INSTRUCTIONS TO FOLLOW
Your answer must be an exact copy of the data below.

Web page and app entries:
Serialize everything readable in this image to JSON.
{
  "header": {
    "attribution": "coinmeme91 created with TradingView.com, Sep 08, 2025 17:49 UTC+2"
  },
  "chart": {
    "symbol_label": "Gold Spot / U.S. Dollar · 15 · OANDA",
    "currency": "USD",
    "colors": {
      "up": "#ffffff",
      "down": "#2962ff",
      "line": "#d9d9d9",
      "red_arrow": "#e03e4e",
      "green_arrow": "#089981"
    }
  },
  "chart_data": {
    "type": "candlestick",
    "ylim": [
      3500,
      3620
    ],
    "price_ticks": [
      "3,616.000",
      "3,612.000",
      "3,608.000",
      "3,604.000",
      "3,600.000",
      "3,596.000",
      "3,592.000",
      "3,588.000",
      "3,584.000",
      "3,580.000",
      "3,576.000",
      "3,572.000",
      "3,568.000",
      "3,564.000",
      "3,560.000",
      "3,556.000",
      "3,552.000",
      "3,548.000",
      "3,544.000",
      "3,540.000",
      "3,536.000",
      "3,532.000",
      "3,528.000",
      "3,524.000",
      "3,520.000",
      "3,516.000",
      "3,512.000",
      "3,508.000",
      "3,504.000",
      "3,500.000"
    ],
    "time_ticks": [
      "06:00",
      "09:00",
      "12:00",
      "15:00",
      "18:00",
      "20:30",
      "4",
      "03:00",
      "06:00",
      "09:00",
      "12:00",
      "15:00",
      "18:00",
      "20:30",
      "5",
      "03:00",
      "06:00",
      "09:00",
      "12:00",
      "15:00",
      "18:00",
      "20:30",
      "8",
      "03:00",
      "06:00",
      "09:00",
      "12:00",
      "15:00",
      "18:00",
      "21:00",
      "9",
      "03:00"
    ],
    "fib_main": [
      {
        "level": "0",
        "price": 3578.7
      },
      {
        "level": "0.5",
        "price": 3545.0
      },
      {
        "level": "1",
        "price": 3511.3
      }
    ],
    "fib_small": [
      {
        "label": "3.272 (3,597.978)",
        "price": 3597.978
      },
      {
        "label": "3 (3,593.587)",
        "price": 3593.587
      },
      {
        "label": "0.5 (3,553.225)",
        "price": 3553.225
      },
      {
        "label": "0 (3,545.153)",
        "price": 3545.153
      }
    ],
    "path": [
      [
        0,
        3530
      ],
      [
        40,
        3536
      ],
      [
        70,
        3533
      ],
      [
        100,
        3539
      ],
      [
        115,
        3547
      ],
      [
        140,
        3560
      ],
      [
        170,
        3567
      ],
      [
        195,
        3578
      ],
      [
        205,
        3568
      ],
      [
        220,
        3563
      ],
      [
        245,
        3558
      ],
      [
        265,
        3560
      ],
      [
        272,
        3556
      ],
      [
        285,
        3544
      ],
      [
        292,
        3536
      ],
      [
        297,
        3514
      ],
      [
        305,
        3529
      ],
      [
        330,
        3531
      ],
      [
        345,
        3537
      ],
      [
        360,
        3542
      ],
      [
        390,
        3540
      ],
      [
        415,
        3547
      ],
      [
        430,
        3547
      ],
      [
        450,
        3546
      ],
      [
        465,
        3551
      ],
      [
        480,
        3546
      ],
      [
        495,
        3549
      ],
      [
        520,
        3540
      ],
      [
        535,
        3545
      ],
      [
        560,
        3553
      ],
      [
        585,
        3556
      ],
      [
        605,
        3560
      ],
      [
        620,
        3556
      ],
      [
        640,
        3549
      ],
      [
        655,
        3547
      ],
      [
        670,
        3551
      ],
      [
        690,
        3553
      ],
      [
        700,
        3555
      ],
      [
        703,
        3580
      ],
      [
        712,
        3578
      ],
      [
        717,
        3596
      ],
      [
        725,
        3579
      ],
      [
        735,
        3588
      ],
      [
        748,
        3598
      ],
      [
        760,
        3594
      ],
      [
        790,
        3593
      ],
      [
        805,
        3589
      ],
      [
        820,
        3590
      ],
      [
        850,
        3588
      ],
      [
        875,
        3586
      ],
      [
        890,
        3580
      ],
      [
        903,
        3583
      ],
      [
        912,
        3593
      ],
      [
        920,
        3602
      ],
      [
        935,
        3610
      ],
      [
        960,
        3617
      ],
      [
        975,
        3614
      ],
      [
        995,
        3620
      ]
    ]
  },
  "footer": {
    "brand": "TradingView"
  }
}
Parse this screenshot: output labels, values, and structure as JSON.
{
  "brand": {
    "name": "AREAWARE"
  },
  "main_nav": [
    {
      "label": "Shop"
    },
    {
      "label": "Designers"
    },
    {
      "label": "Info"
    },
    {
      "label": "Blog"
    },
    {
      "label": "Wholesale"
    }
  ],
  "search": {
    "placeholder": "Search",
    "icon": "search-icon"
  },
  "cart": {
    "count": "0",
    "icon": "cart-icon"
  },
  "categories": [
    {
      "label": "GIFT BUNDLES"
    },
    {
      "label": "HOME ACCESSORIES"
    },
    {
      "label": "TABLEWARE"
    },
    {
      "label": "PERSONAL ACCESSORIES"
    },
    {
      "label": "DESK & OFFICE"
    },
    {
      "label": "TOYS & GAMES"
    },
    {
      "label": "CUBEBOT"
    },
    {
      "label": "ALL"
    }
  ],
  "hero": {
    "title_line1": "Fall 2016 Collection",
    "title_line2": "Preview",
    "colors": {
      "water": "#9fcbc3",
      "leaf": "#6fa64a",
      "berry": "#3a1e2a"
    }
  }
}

RESPONSE BOX
Serialize everything readable in this image to JSON.
{
  "header": {
    "attribution": "coinmeme91 created with TradingView.com, Sep 08, 2025 17:49 UTC+2"
  },
  "chart": {
    "symbol_label": "Gold Spot / U.S. Dollar · 15 · OANDA",
    "currency": "USD",
    "colors": {
      "up": "#ffffff",
      "down": "#2962ff",
      "line": "#d9d9d9",
      "red_arrow": "#e03e4e",
      "green_arrow": "#089981"
    }
  },
  "chart_data": {
    "type": "candlestick",
    "ylim": [
      3500,
      3620
    ],
    "price_ticks": [
      "3,616.000",
      "3,612.000",
      "3,608.000",
      "3,604.000",
      "3,600.000",
      "3,596.000",
      "3,592.000",
      "3,588.000",
      "3,584.000",
      "3,580.000",
      "3,576.000",
      "3,572.000",
      "3,568.000",
      "3,564.000",
      "3,560.000",
      "3,556.000",
      "3,552.000",
      "3,548.000",
      "3,544.000",
      "3,540.000",
      "3,536.000",
      "3,532.000",
      "3,528.000",
      "3,524.000",
      "3,520.000",
      "3,516.000",
      "3,512.000",
      "3,508.000",
      "3,504.000",
      "3,500.000"
    ],
    "time_ticks": [
      "06:00",
      "09:00",
      "12:00",
      "15:00",
      "18:00",
      "20:30",
      "4",
      "03:00",
      "06:00",
      "09:00",
      "12:00",
      "15:00",
      "18:00",
      "20:30",
      "5",
      "03:00",
      "06:00",
      "09:00",
      "12:00",
      "15:00",
      "18:00",
      "20:30",
      "8",
      "03:00",
      "06:00",
      "09:00",
      "12:00",
      "15:00",
      "18:00",
      "21:00",
      "9",
      "03:00"
    ],
    "fib_main": [
      {
        "level": "0",
        "price": 3578.7
      },
      {
        "level": "0.5",
        "price": 3545.0
      },
      {
        "level": "1",
        "price": 3511.3
      }
    ],
    "fib_small": [
      {
        "label": "3.272 (3,597.978)",
        "price": 3597.978
      },
      {
        "label": "3 (3,593.587)",
        "price": 3593.587
      },
      {
        "label": "0.5 (3,553.225)",
        "price": 3553.225
      },
      {
        "label": "0 (3,545.153)",
        "price": 3545.153
      }
    ],
    "path": [
      [
        0,
        3530
      ],
      [
        40,
        3536
      ],
      [
        70,
        3533
      ],
      [
        100,
        3539
      ],
      [
        115,
        3547
      ],
      [
        140,
        3560
      ],
      [
        170,
        3567
      ],
      [
        195,
        3578
      ],
      [
        205,
        3568
      ],
      [
        220,
        3563
      ],
      [
        245,
        3558
      ],
      [
        265,
        3560
      ],
      [
        272,
        3556
      ],
      [
        285,
        3544
      ],
      [
        292,
        3536
      ],
      [
        297,
        3514
      ],
      [
        305,
        3529
      ],
      [
        330,
        3531
      ],
      [
        345,
        3537
      ],
      [
        360,
        3542
      ],
      [
        390,
        3540
      ],
      [
        415,
        3547
      ],
      [
        430,
        3547
      ],
      [
        450,
        3546
      ],
      [
        465,
        3551
      ],
      [
        480,
        3546
      ],
      [
        495,
        3549
      ],
      [
        520,
        3540
      ],
      [
        535,
        3545
      ],
      [
        560,
        3553
      ],
      [
        585,
        3556
      ],
      [
        605,
        3560
      ],
      [
        620,
        3556
      ],
      [
        640,
        3549
      ],
      [
        655,
        3547
      ],
      [
        670,
        3551
      ],
      [
        690,
        3553
      ],
      [
        700,
        3555
      ],
      [
        703,
        3580
      ],
      [
        712,
        3578
      ],
      [
        717,
        3596
      ],
      [
        725,
        3579
      ],
      [
        735,
        3588
      ],
      [
        748,
        3598
      ],
      [
        760,
        3594
      ],
      [
        790,
        3593
      ],
      [
        805,
        3589
      ],
      [
        820,
        3590
      ],
      [
        850,
        3588
      ],
      [
        875,
        3586
      ],
      [
        890,
        3580
      ],
      [
        903,
        3583
      ],
      [
        912,
        3593
      ],
      [
        920,
        3602
      ],
      [
        935,
        3610
      ],
      [
        960,
        3617
      ],
      [
        975,
        3614
      ],
      [
        995,
        3620
      ]
    ]
  },
  "footer": {
    "brand": "TradingView"
  }
}
Parse this screenshot: output labels, values, and structure as JSON.
{
  "brand": {
    "name": "AREAWARE"
  },
  "main_nav": [
    {
      "label": "Shop"
    },
    {
      "label": "Designers"
    },
    {
      "label": "Info"
    },
    {
      "label": "Blog"
    },
    {
      "label": "Wholesale"
    }
  ],
  "search": {
    "placeholder": "Search",
    "icon": "search-icon"
  },
  "cart": {
    "count": "0",
    "icon": "cart-icon"
  },
  "categories": [
    {
      "label": "GIFT BUNDLES"
    },
    {
      "label": "HOME ACCESSORIES"
    },
    {
      "label": "TABLEWARE"
    },
    {
      "label": "PERSONAL ACCESSORIES"
    },
    {
      "label": "DESK & OFFICE"
    },
    {
      "label": "TOYS & GAMES"
    },
    {
      "label": "CUBEBOT"
    },
    {
      "label": "ALL"
    }
  ],
  "hero": {
    "title_line1": "Fall 2016 Collection",
    "title_line2": "Preview",
    "colors": {
      "water": "#9fcbc3",
      "leaf": "#6fa64a",
      "berry": "#3a1e2a"
    }
  }
}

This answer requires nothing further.